What is being asked: Copy each of the entries below faithfully, setting aside any pictures.

Segment Start: Data shown

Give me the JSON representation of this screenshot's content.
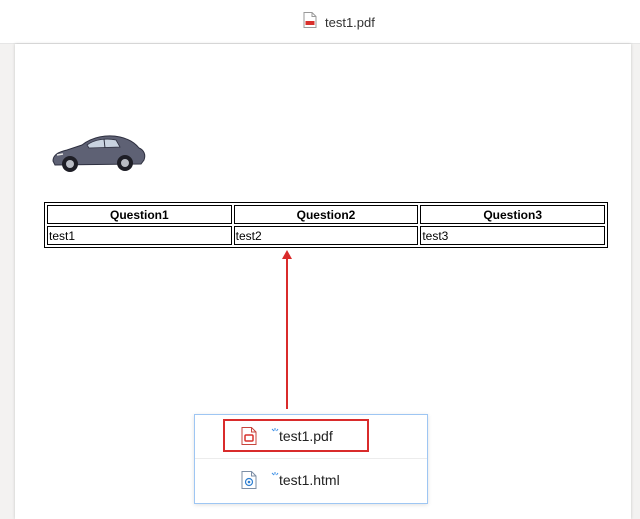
{
  "window": {
    "title": "test1.pdf",
    "icon": "pdf-file-icon"
  },
  "document": {
    "image": "car-image",
    "table": {
      "headers": [
        "Question1",
        "Question2",
        "Question3"
      ],
      "rows": [
        [
          "test1",
          "test2",
          "test3"
        ]
      ]
    }
  },
  "popup": {
    "items": [
      {
        "label": "test1.pdf",
        "icon": "pdf-file-icon",
        "highlighted": true
      },
      {
        "label": "test1.html",
        "icon": "html-file-icon",
        "highlighted": false
      }
    ]
  },
  "annotation": {
    "color": "#d92b2b"
  }
}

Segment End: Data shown

Expected answer:
Give me the JSON representation of this screenshot's content.
{
  "window": {
    "title": "test1.pdf",
    "icon": "pdf-file-icon"
  },
  "document": {
    "image": "car-image",
    "table": {
      "headers": [
        "Question1",
        "Question2",
        "Question3"
      ],
      "rows": [
        [
          "test1",
          "test2",
          "test3"
        ]
      ]
    }
  },
  "popup": {
    "items": [
      {
        "label": "test1.pdf",
        "icon": "pdf-file-icon",
        "highlighted": true
      },
      {
        "label": "test1.html",
        "icon": "html-file-icon",
        "highlighted": false
      }
    ]
  },
  "annotation": {
    "color": "#d92b2b"
  }
}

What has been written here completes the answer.